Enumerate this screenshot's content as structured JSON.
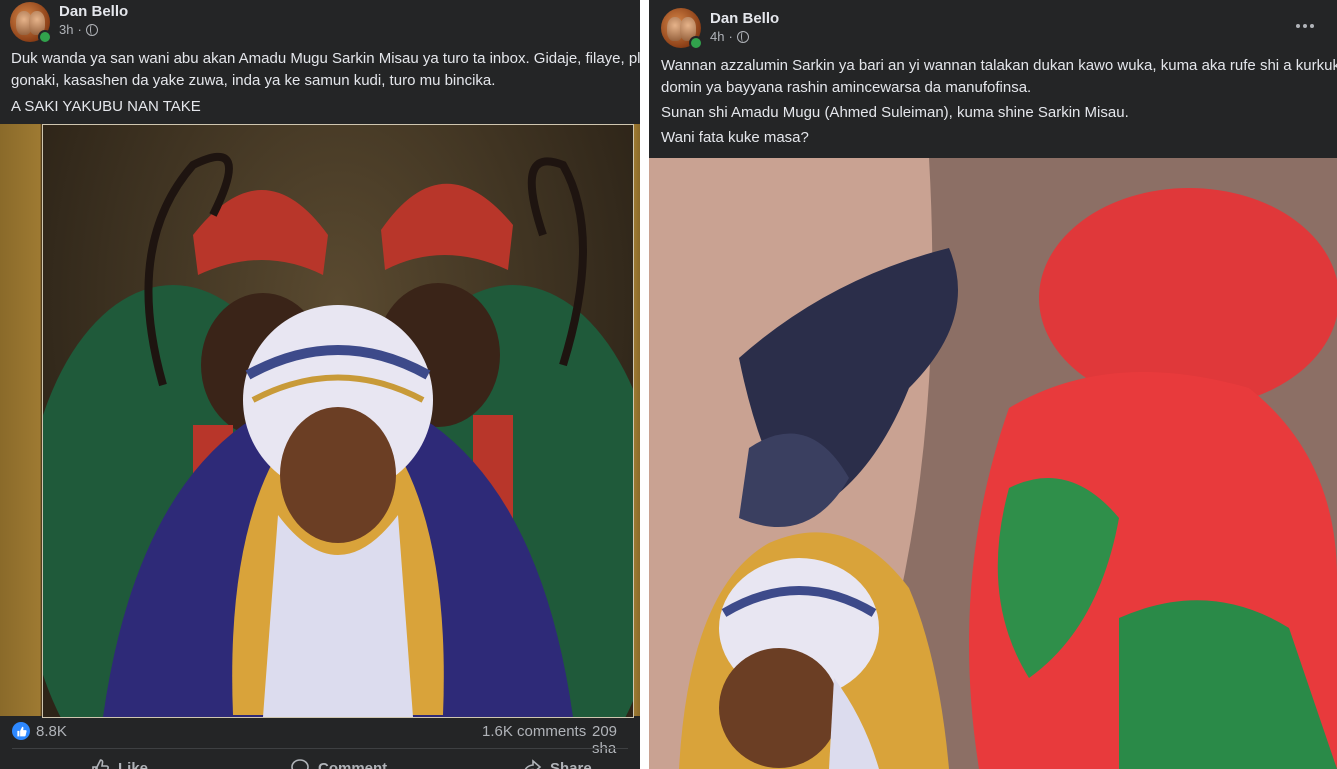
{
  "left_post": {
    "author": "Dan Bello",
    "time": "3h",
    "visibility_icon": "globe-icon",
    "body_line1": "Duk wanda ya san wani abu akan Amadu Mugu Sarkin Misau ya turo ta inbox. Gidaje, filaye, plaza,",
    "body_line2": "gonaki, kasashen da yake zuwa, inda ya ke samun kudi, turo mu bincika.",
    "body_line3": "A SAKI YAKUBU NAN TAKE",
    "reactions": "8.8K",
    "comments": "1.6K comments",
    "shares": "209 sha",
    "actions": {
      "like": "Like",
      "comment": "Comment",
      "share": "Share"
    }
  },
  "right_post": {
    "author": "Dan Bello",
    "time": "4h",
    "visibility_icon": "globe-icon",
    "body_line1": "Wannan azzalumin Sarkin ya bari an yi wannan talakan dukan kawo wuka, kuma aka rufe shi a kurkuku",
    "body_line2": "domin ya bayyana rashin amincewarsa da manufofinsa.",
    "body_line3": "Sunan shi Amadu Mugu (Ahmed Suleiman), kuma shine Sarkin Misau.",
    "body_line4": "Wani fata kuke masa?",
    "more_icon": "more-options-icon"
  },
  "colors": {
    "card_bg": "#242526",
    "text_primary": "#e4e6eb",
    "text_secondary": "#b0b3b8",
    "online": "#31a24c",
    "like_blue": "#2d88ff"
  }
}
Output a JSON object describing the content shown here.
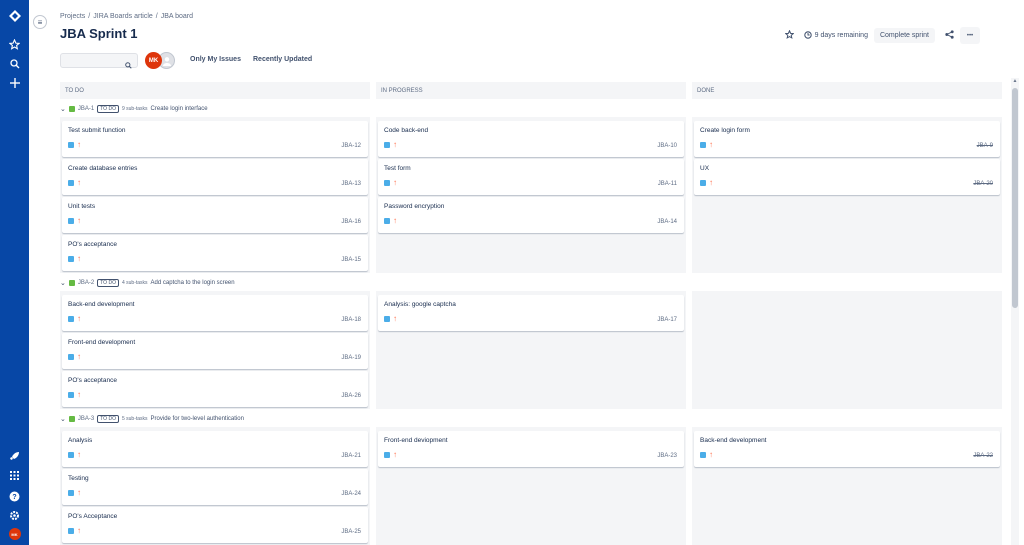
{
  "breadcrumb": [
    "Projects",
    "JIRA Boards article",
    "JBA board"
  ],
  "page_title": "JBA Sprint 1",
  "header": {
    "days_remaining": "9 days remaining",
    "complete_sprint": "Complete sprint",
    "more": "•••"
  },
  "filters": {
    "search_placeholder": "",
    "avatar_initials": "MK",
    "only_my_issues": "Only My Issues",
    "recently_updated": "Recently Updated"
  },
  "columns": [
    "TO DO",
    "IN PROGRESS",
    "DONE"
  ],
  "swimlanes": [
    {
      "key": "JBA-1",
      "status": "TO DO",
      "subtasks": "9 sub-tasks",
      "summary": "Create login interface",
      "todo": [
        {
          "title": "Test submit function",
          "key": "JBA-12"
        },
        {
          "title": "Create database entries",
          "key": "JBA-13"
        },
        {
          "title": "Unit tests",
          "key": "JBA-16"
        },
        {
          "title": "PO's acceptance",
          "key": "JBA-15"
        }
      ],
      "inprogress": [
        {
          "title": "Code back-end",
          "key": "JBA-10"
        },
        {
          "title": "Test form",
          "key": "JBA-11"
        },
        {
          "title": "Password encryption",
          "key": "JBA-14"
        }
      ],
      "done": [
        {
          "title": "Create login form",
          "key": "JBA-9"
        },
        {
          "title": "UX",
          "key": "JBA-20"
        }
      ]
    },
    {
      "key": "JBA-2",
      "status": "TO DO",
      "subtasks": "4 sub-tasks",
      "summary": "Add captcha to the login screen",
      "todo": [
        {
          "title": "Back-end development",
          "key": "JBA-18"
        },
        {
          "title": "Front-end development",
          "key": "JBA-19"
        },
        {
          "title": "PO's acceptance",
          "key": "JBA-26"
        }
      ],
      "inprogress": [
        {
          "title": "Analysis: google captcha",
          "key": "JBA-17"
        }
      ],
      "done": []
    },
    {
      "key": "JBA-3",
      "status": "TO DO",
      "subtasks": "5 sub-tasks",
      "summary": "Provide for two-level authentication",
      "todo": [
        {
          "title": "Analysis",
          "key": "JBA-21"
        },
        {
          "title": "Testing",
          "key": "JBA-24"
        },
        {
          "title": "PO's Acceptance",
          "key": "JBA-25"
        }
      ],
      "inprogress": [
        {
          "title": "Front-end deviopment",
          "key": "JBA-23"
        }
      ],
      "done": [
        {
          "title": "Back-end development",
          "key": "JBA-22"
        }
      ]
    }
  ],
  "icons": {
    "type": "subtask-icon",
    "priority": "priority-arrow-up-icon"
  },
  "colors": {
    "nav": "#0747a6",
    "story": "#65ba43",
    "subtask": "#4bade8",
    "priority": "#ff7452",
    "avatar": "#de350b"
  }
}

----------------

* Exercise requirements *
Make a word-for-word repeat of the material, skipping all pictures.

* Solved exercise *
Enumerate this screenshot's content as structured JSON.
{
  "left_post": {
    "author": "Dan Bello",
    "time": "3h",
    "visibility_icon": "globe-icon",
    "body_line1": "Duk wanda ya san wani abu akan Amadu Mugu Sarkin Misau ya turo ta inbox. Gidaje, filaye, plaza,",
    "body_line2": "gonaki, kasashen da yake zuwa, inda ya ke samun kudi, turo mu bincika.",
    "body_line3": "A SAKI YAKUBU NAN TAKE",
    "reactions": "8.8K",
    "comments": "1.6K comments",
    "shares": "209 sha",
    "actions": {
      "like": "Like",
      "comment": "Comment",
      "share": "Share"
    }
  },
  "right_post": {
    "author": "Dan Bello",
    "time": "4h",
    "visibility_icon": "globe-icon",
    "body_line1": "Wannan azzalumin Sarkin ya bari an yi wannan talakan dukan kawo wuka, kuma aka rufe shi a kurkuku",
    "body_line2": "domin ya bayyana rashin amincewarsa da manufofinsa.",
    "body_line3": "Sunan shi Amadu Mugu (Ahmed Suleiman), kuma shine Sarkin Misau.",
    "body_line4": "Wani fata kuke masa?",
    "more_icon": "more-options-icon"
  },
  "colors": {
    "card_bg": "#242526",
    "text_primary": "#e4e6eb",
    "text_secondary": "#b0b3b8",
    "online": "#31a24c",
    "like_blue": "#2d88ff"
  }
}
Output a JSON object describing the content shown here.
{
  "breadcrumb": [
    "Projects",
    "JIRA Boards article",
    "JBA board"
  ],
  "page_title": "JBA Sprint 1",
  "header": {
    "days_remaining": "9 days remaining",
    "complete_sprint": "Complete sprint",
    "more": "•••"
  },
  "filters": {
    "search_placeholder": "",
    "avatar_initials": "MK",
    "only_my_issues": "Only My Issues",
    "recently_updated": "Recently Updated"
  },
  "columns": [
    "TO DO",
    "IN PROGRESS",
    "DONE"
  ],
  "swimlanes": [
    {
      "key": "JBA-1",
      "status": "TO DO",
      "subtasks": "9 sub-tasks",
      "summary": "Create login interface",
      "todo": [
        {
          "title": "Test submit function",
          "key": "JBA-12"
        },
        {
          "title": "Create database entries",
          "key": "JBA-13"
        },
        {
          "title": "Unit tests",
          "key": "JBA-16"
        },
        {
          "title": "PO's acceptance",
          "key": "JBA-15"
        }
      ],
      "inprogress": [
        {
          "title": "Code back-end",
          "key": "JBA-10"
        },
        {
          "title": "Test form",
          "key": "JBA-11"
        },
        {
          "title": "Password encryption",
          "key": "JBA-14"
        }
      ],
      "done": [
        {
          "title": "Create login form",
          "key": "JBA-9"
        },
        {
          "title": "UX",
          "key": "JBA-20"
        }
      ]
    },
    {
      "key": "JBA-2",
      "status": "TO DO",
      "subtasks": "4 sub-tasks",
      "summary": "Add captcha to the login screen",
      "todo": [
        {
          "title": "Back-end development",
          "key": "JBA-18"
        },
        {
          "title": "Front-end development",
          "key": "JBA-19"
        },
        {
          "title": "PO's acceptance",
          "key": "JBA-26"
        }
      ],
      "inprogress": [
        {
          "title": "Analysis: google captcha",
          "key": "JBA-17"
        }
      ],
      "done": []
    },
    {
      "key": "JBA-3",
      "status": "TO DO",
      "subtasks": "5 sub-tasks",
      "summary": "Provide for two-level authentication",
      "todo": [
        {
          "title": "Analysis",
          "key": "JBA-21"
        },
        {
          "title": "Testing",
          "key": "JBA-24"
        },
        {
          "title": "PO's Acceptance",
          "key": "JBA-25"
        }
      ],
      "inprogress": [
        {
          "title": "Front-end deviopment",
          "key": "JBA-23"
        }
      ],
      "done": [
        {
          "title": "Back-end development",
          "key": "JBA-22"
        }
      ]
    }
  ],
  "icons": {
    "type": "subtask-icon",
    "priority": "priority-arrow-up-icon"
  },
  "colors": {
    "nav": "#0747a6",
    "story": "#65ba43",
    "subtask": "#4bade8",
    "priority": "#ff7452",
    "avatar": "#de350b"
  }
}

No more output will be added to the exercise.